But, in time, remote and proxy attacks on Somalia may not be enough to ensure Somaliland’s nascent democracy. In October 2008, the violence convulsing the south came north to Hargeisa. Suicide bombings carried out by a cell of Somali Islamists destroyed a United Nations compound and the Ethiopian consulate, while a third attack reached inside the presidential compound, a squat white building protected by soldiers and slabs of concrete designed to slow approaching attackers.
These bombings left at least twenty-five dead and shook Somaliland’s delicate peace—instilling both a legitimate government fear that polling stations might be attacked by suicide bombers and providing a ready pretext for postponing elections and maintaining control of the country. Activists complain that the attacks have also given the government an excuse to roll back respect for human rights and crack down on dissent, but there have been no subsequent attacks and calm has returned. For the visitor to Somaliland the most visible legacy is the requirement to take a khaki-clad armed policeman with you when travelling outside the capital.
Indeed, Somaliland argues its entitlement to support based on this hard-earned reputation for secular stability. In Somalia, pirates setting off from the coastal towns have disrupted one of the world’s busiest shipping lanes, sending cargo prices skyrocketing and bringing in tens of millions of dollars in ransoms. But in Somaliland a functional, if shoestring, coast guard ensures the punishment of piracy. Three dozen prisoners have been captured, tried, and sentenced for piracy in recent months.
“We have fought terrorism, we have been the victims of terror, we have fought against piracy, in fact we have been the good guys in a very rough neighborhood,” Duale told me. “We are a very poor country operating in a very difficult environment. With the lack of recognition and the lack of engagement from the international financial institutions, we rely on our own resources, which means revenues of less than $50 million a year. It’s very rough and it’s really very tough.”
The country’s biggest principal export is livestock. Somaliland sends sheep and goats to Arab countries from the busy port at Berbera. Every day, creaky wooden galleons from Yemen and elsewhere in the Arabian peninsula unload pallets of fizzy drinks, crates of washing machines, sacks of grain, and cargo loads of 4×4 pickups. In short, Somaliland imports everything that it cannot produce itself—which means almost everything. Once empty, the ships fill up with livestock and head back across the Gulf of Aden. With an economy rooted in the pastoralist lives of its almost four million inhabitants, Somaliland struggles. There is a little commercial farming, a small scale and underexploited fishing industry, and the suggestion of mineral and oil deposits but not much else. Without international support, Duale warned, Somaliland’s progress might falter.

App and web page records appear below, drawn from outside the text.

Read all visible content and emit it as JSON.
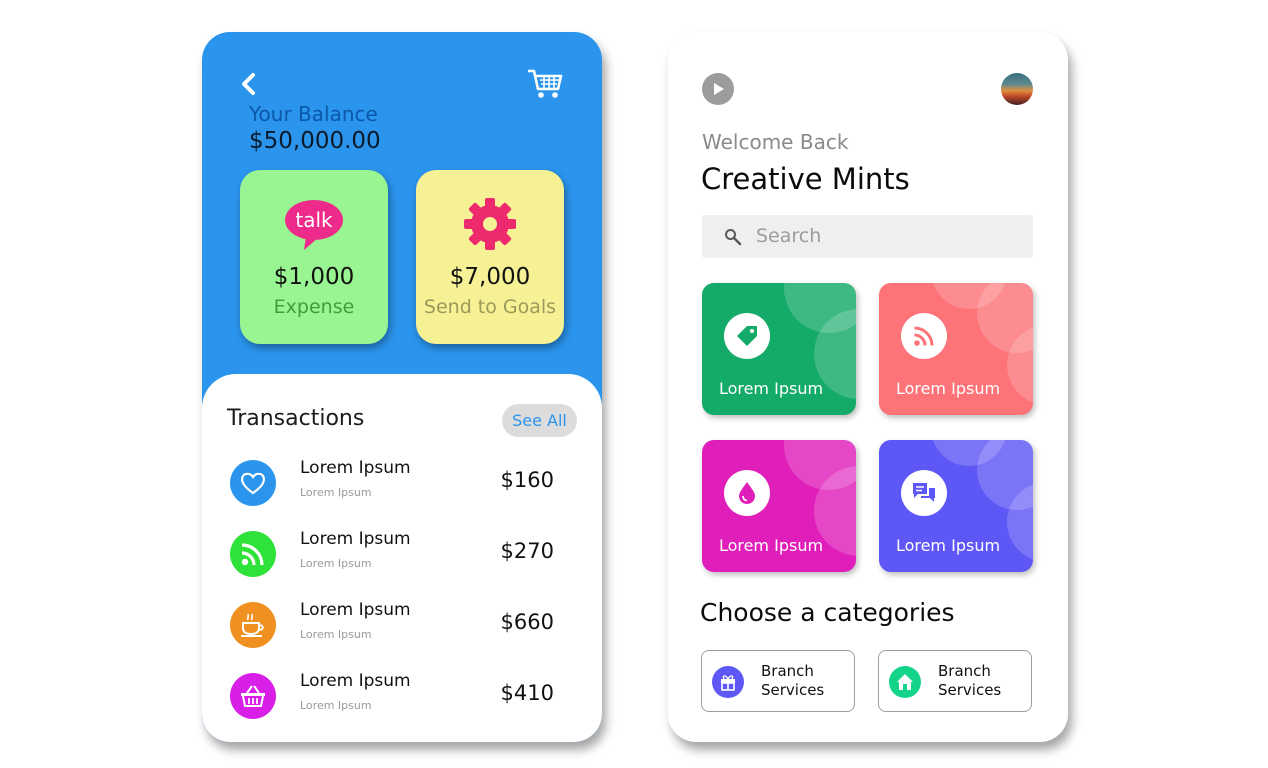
{
  "wallet": {
    "balance_label": "Your Balance",
    "balance_value": "$50,000.00",
    "cards": [
      {
        "icon": "talk-bubble-icon",
        "amount": "$1,000",
        "label": "Expense",
        "color": "#98f591"
      },
      {
        "icon": "gear-icon",
        "amount": "$7,000",
        "label": "Send to Goals",
        "color": "#f6f195"
      }
    ],
    "talk_icon_text": "talk"
  },
  "transactions": {
    "title": "Transactions",
    "see_all_label": "See All",
    "items": [
      {
        "icon": "heart-icon",
        "color": "#2b95ee",
        "name": "Lorem Ipsum",
        "sub": "Lorem Ipsum",
        "amount": "$160"
      },
      {
        "icon": "rss-icon",
        "color": "#2ee23a",
        "name": "Lorem Ipsum",
        "sub": "Lorem Ipsum",
        "amount": "$270"
      },
      {
        "icon": "coffee-cup-icon",
        "color": "#f09020",
        "name": "Lorem Ipsum",
        "sub": "Lorem Ipsum",
        "amount": "$660"
      },
      {
        "icon": "basket-icon",
        "color": "#d81fe8",
        "name": "Lorem Ipsum",
        "sub": "Lorem Ipsum",
        "amount": "$410"
      }
    ]
  },
  "home": {
    "welcome": "Welcome Back",
    "user_name": "Creative Mints",
    "search_placeholder": "Search",
    "tiles": [
      {
        "icon": "tag-icon",
        "label": "Lorem Ipsum",
        "color": "#14aa68"
      },
      {
        "icon": "rss-icon",
        "label": "Lorem Ipsum",
        "color": "#fd7378"
      },
      {
        "icon": "drop-icon",
        "label": "Lorem Ipsum",
        "color": "#e01fbb"
      },
      {
        "icon": "chat-icon",
        "label": "Lorem Ipsum",
        "color": "#5d57f6"
      }
    ],
    "categories_title": "Choose a categories",
    "categories": [
      {
        "icon": "gift-icon",
        "label_line1": "Branch",
        "label_line2": "Services",
        "color": "#5d57f6"
      },
      {
        "icon": "home-icon",
        "label_line1": "Branch",
        "label_line2": "Services",
        "color": "#14d48a"
      }
    ]
  }
}
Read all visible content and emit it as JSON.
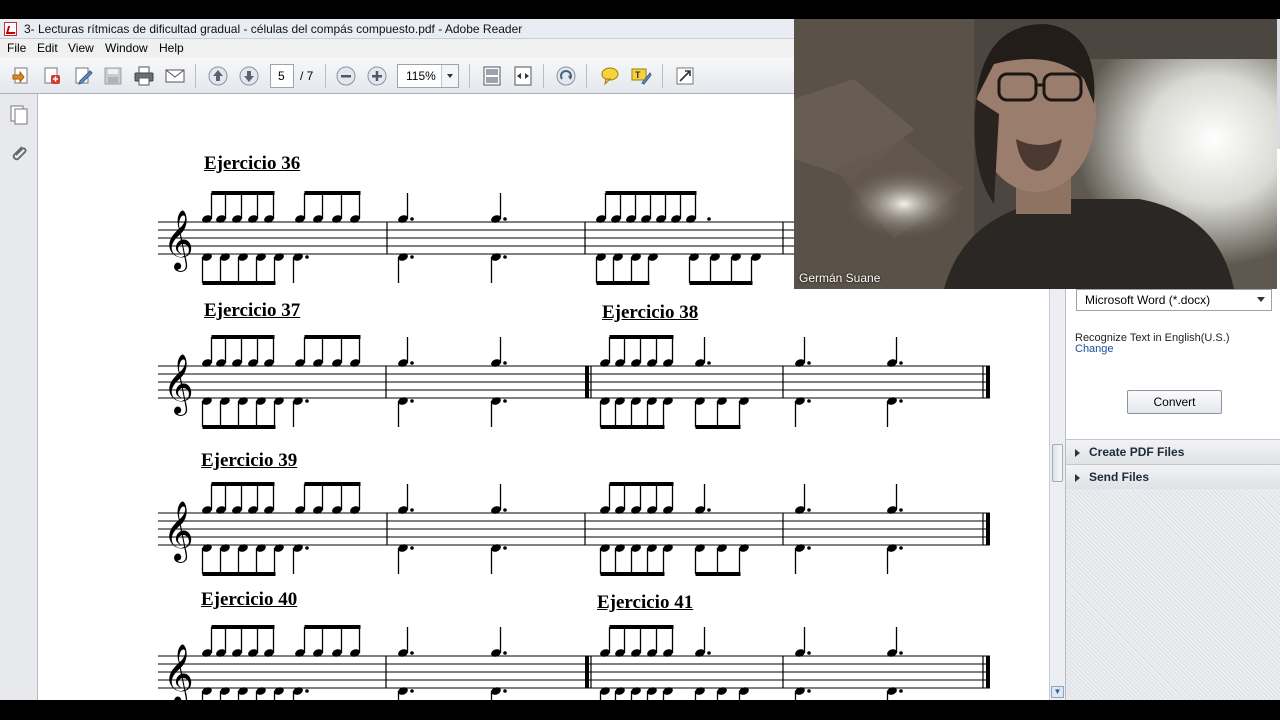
{
  "window": {
    "title": "3- Lecturas rítmicas de dificultad gradual - células del compás compuesto.pdf - Adobe Reader"
  },
  "menu": [
    "File",
    "Edit",
    "View",
    "Window",
    "Help"
  ],
  "toolbar": {
    "page_current": "5",
    "page_total": "/ 7",
    "zoom": "115%"
  },
  "document": {
    "exercises": [
      {
        "title": "Ejercicio 36"
      },
      {
        "title": "Ejercicio 37"
      },
      {
        "title": "Ejercicio 38"
      },
      {
        "title": "Ejercicio 39"
      },
      {
        "title": "Ejercicio 40"
      },
      {
        "title": "Ejercicio 41"
      }
    ]
  },
  "right_pane": {
    "convert_format": "Microsoft Word (*.docx)",
    "recognize_text": "Recognize Text in English(U.S.)",
    "change_link": "Change",
    "convert_button": "Convert",
    "sections": [
      "Create PDF Files",
      "Send Files"
    ]
  },
  "webcam": {
    "participant_name": "Germán Suane"
  }
}
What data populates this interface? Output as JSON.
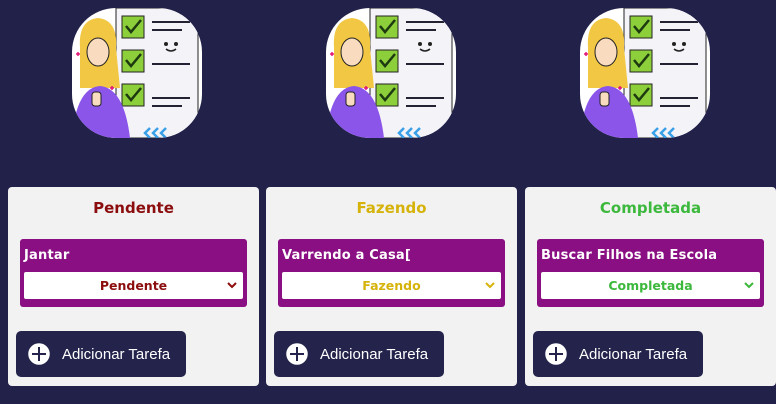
{
  "columns": [
    {
      "title": "Pendente",
      "title_color": "#8b0d0d",
      "task": {
        "name": "Jantar",
        "status": "Pendente"
      },
      "add_button": "Adicionar Tarefa"
    },
    {
      "title": "Fazendo",
      "title_color": "#d6b30a",
      "task": {
        "name": "Varrendo a Casa[",
        "status": "Fazendo"
      },
      "add_button": "Adicionar Tarefa"
    },
    {
      "title": "Completada",
      "title_color": "#3cb83c",
      "task": {
        "name": "Buscar Filhos na Escola",
        "status": "Completada"
      },
      "add_button": "Adicionar Tarefa"
    }
  ],
  "icons": {
    "hero": "checklist-illustration",
    "select": "chevron-down-icon",
    "add": "plus-circle-icon"
  },
  "colors": {
    "background": "#21214a",
    "task_card": "#8a0f82",
    "button": "#23234b"
  }
}
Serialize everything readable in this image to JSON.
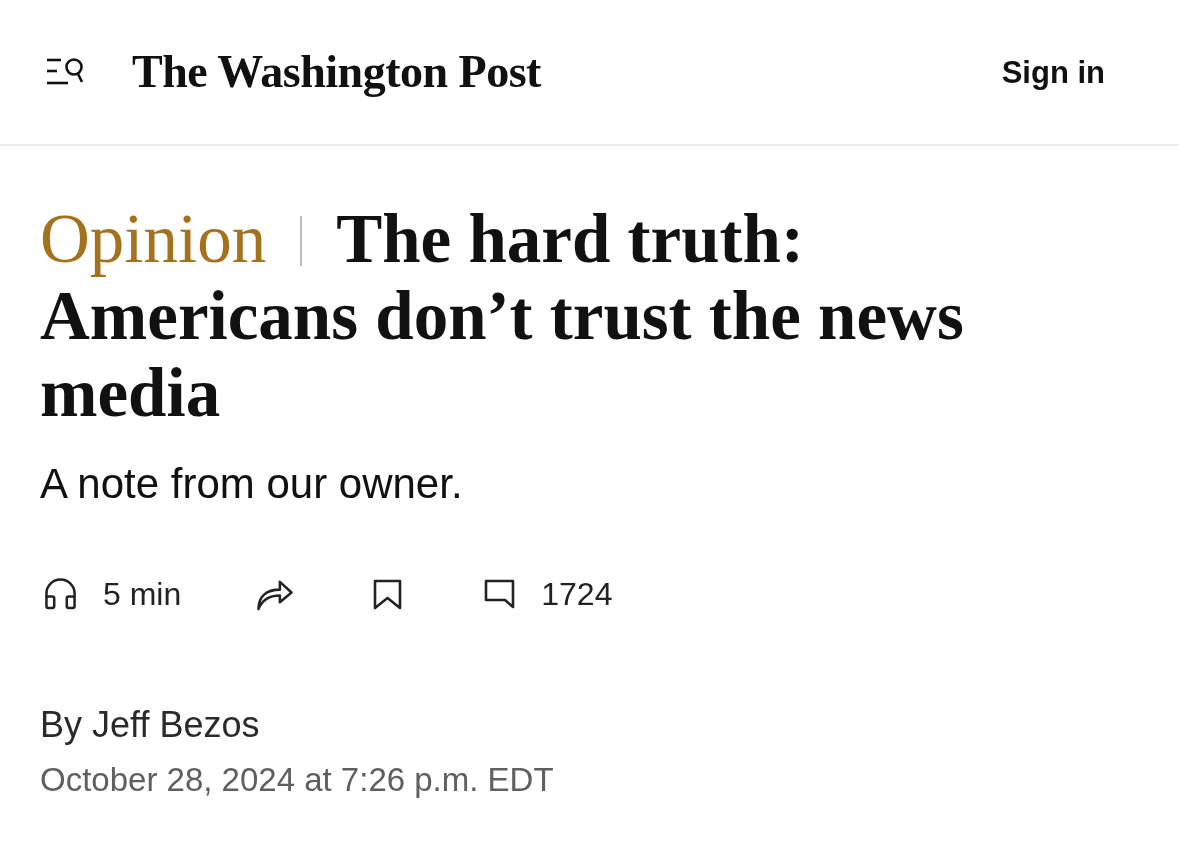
{
  "header": {
    "logo": "The Washington Post",
    "sign_in": "Sign in"
  },
  "article": {
    "section": "Opinion",
    "headline": "The hard truth: Americans don’t trust the news media",
    "subheadline": "A note from our owner.",
    "actions": [
      {
        "kind": "listen",
        "label": "5 min"
      },
      {
        "kind": "share"
      },
      {
        "kind": "save"
      },
      {
        "kind": "comments",
        "label": "1724"
      }
    ],
    "byline": "By Jeff Bezos",
    "timestamp": "October 28, 2024 at 7:26 p.m. EDT"
  }
}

“Somaliland today is a de facto state: all we are lacking is recognition,” said Duale. “It is about time the international community brought Somaliland in from the cold.”
Tristan McConnell and Narayan Mahon traveled to Somaliland on a grant from the Pulitzer Center on Crisis Reporting.